(Beginning of INFORMATION GIVEN)

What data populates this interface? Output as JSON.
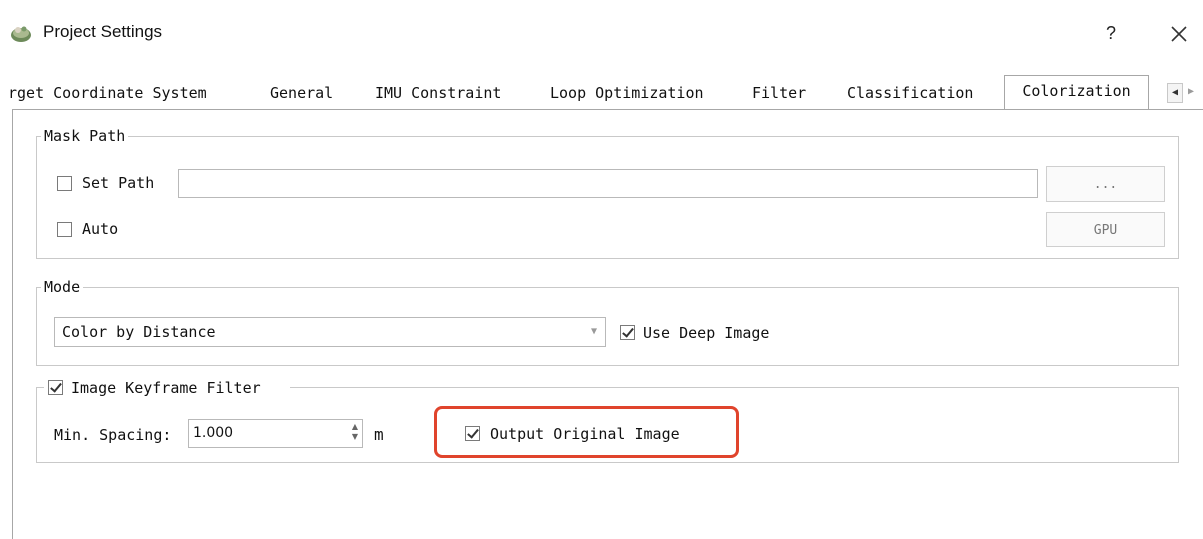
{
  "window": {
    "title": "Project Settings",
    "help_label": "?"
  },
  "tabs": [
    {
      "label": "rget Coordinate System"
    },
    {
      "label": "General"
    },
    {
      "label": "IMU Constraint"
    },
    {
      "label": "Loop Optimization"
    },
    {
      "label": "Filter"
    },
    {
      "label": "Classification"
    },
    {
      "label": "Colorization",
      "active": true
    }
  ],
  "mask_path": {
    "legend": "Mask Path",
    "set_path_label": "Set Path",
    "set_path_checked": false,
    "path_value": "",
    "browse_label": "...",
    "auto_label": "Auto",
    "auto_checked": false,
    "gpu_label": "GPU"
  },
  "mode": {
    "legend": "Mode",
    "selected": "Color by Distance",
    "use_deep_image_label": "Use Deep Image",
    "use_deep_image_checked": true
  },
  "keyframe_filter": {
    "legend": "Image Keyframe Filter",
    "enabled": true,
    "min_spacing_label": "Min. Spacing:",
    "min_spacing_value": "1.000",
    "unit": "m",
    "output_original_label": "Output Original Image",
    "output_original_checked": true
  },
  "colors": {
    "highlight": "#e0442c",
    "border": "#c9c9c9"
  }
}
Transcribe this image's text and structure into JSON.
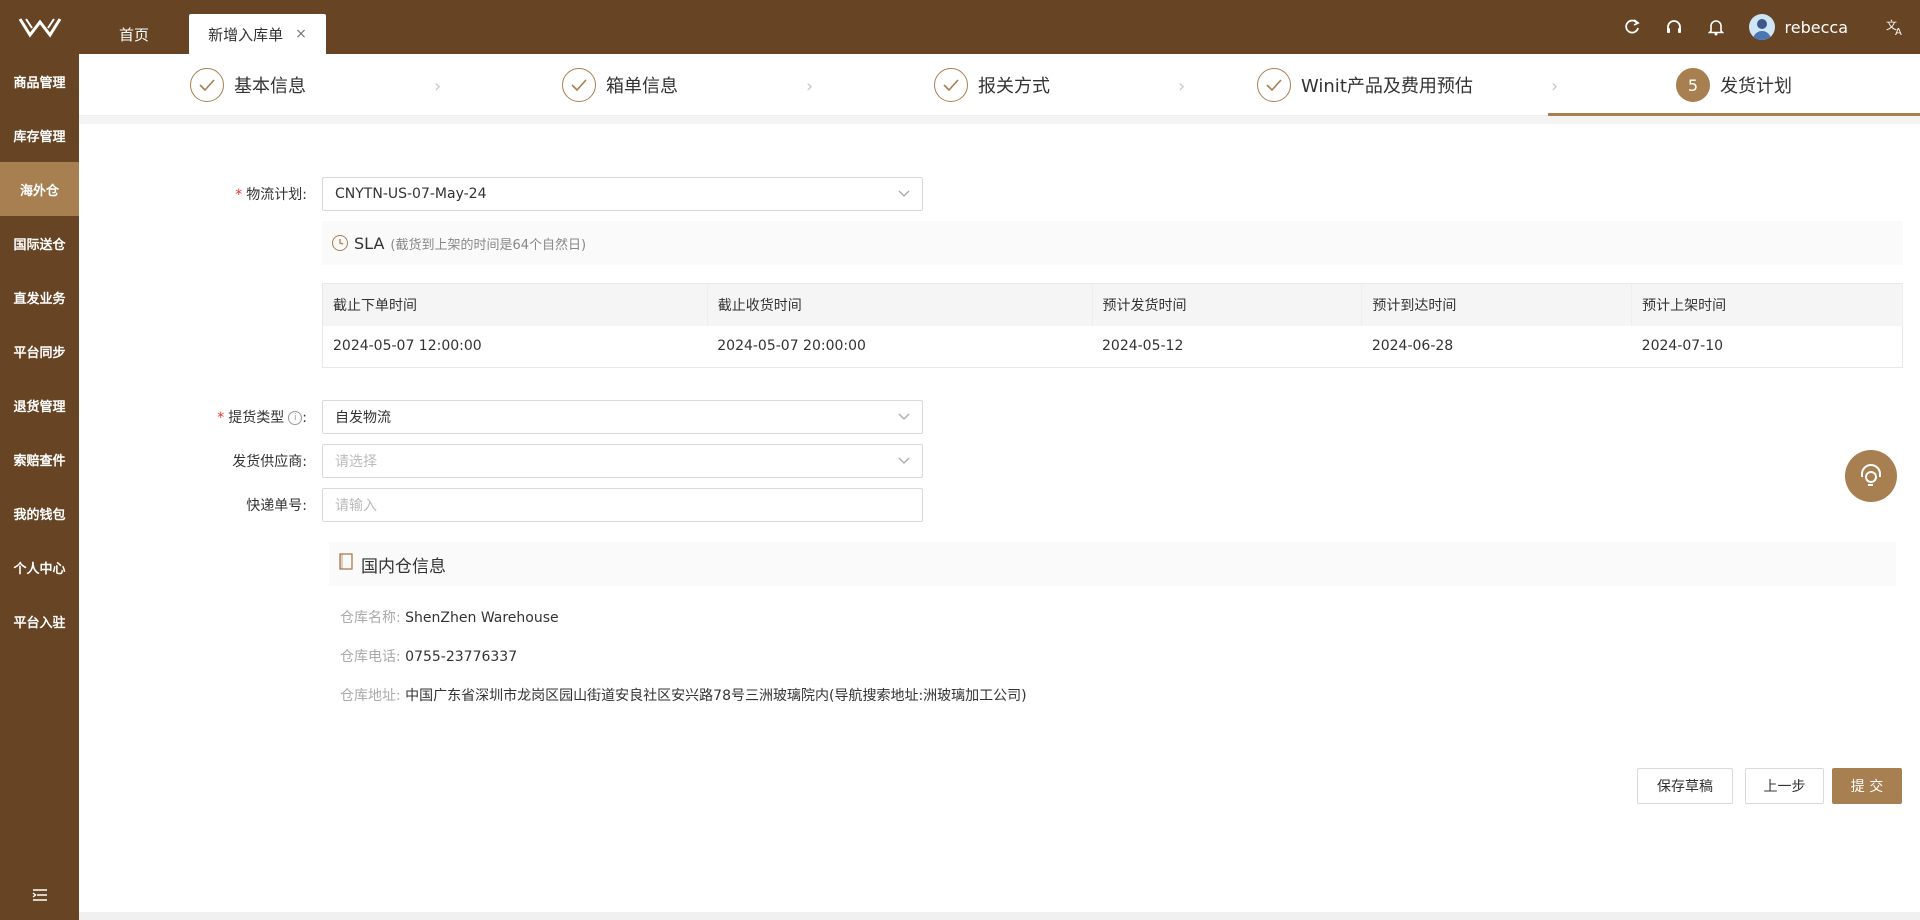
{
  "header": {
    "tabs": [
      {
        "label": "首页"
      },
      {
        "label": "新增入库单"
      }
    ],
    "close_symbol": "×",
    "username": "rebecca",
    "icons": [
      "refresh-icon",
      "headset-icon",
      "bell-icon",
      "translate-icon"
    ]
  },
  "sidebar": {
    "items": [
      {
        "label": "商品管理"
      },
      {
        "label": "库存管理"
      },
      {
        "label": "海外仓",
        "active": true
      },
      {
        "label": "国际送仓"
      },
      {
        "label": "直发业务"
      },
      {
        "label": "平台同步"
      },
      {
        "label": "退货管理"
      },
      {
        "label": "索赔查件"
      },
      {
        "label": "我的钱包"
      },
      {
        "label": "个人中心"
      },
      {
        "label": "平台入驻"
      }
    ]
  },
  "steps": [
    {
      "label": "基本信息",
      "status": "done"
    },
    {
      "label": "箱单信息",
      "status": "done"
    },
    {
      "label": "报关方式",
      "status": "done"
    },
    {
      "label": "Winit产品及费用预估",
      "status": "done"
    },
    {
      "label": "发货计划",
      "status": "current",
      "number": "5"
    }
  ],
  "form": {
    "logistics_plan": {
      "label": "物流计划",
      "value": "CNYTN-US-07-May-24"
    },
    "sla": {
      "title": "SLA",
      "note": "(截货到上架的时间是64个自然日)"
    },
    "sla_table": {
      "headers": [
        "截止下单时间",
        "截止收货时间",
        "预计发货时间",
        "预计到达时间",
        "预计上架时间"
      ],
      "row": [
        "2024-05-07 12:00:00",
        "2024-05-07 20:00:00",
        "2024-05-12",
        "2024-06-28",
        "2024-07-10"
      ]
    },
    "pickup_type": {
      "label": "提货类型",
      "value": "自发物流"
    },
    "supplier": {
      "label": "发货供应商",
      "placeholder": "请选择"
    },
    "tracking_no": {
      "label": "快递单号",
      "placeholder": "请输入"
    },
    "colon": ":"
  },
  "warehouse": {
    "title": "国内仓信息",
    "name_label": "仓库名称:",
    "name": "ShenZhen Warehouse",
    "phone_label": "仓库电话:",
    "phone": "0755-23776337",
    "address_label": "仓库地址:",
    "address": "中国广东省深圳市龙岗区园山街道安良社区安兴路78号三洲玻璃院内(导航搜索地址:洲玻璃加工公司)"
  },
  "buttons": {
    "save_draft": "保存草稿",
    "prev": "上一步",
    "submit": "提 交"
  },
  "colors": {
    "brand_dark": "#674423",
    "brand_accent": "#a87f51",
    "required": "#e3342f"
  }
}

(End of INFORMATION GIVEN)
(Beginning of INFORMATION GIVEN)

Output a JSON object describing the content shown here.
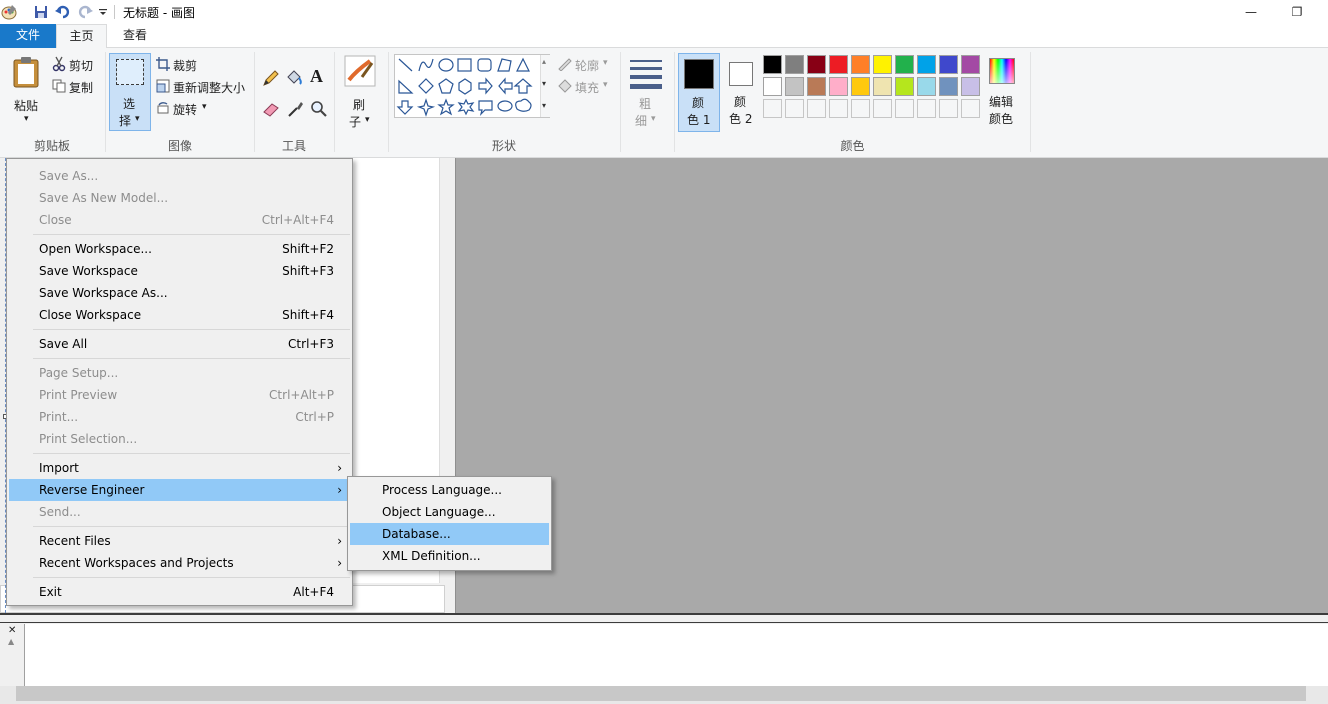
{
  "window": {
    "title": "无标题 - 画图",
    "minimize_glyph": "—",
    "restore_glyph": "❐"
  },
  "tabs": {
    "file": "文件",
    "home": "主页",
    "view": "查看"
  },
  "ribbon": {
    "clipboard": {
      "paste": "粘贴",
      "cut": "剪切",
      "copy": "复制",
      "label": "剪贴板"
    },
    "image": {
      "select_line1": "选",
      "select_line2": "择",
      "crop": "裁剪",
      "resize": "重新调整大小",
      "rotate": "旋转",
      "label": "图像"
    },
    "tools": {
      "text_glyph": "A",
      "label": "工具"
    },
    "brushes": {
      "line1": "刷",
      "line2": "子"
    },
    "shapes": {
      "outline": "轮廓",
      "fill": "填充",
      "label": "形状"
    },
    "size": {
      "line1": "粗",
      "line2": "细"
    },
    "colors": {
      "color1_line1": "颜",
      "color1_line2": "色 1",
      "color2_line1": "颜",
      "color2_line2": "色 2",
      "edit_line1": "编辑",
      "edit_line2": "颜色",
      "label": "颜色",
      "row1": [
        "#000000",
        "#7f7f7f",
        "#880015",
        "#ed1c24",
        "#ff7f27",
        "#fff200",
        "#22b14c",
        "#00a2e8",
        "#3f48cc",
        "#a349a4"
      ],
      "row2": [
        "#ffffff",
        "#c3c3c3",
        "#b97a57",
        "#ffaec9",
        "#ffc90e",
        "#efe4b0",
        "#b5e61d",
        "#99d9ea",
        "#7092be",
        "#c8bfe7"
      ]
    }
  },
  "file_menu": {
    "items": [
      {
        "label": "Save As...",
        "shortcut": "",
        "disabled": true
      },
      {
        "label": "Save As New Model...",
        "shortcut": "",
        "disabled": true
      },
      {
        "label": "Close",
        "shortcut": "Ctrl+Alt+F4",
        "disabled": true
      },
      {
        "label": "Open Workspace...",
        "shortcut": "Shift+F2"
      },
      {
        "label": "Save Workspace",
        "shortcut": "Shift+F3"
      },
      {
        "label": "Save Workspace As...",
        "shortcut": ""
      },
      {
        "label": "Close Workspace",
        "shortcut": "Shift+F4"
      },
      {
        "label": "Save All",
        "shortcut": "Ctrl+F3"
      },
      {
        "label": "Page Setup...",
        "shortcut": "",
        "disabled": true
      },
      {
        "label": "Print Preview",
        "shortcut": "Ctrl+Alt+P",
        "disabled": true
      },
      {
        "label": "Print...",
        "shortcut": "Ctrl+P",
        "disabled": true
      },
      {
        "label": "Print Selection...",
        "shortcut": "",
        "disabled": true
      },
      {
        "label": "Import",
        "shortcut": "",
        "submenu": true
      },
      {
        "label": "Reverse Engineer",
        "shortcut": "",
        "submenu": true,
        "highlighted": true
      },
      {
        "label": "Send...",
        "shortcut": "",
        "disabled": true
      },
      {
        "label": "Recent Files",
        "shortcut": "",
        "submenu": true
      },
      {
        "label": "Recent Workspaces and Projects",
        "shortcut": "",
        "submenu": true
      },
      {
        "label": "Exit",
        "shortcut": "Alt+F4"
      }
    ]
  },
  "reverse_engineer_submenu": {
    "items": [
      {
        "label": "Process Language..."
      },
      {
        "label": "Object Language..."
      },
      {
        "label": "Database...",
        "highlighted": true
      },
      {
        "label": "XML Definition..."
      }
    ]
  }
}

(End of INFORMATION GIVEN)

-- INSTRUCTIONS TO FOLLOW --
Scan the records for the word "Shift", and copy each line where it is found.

-- RESULT --
        "shortcut": "Shift+F2"
        "shortcut": "Shift+F3"
        "shortcut": "Shift+F4"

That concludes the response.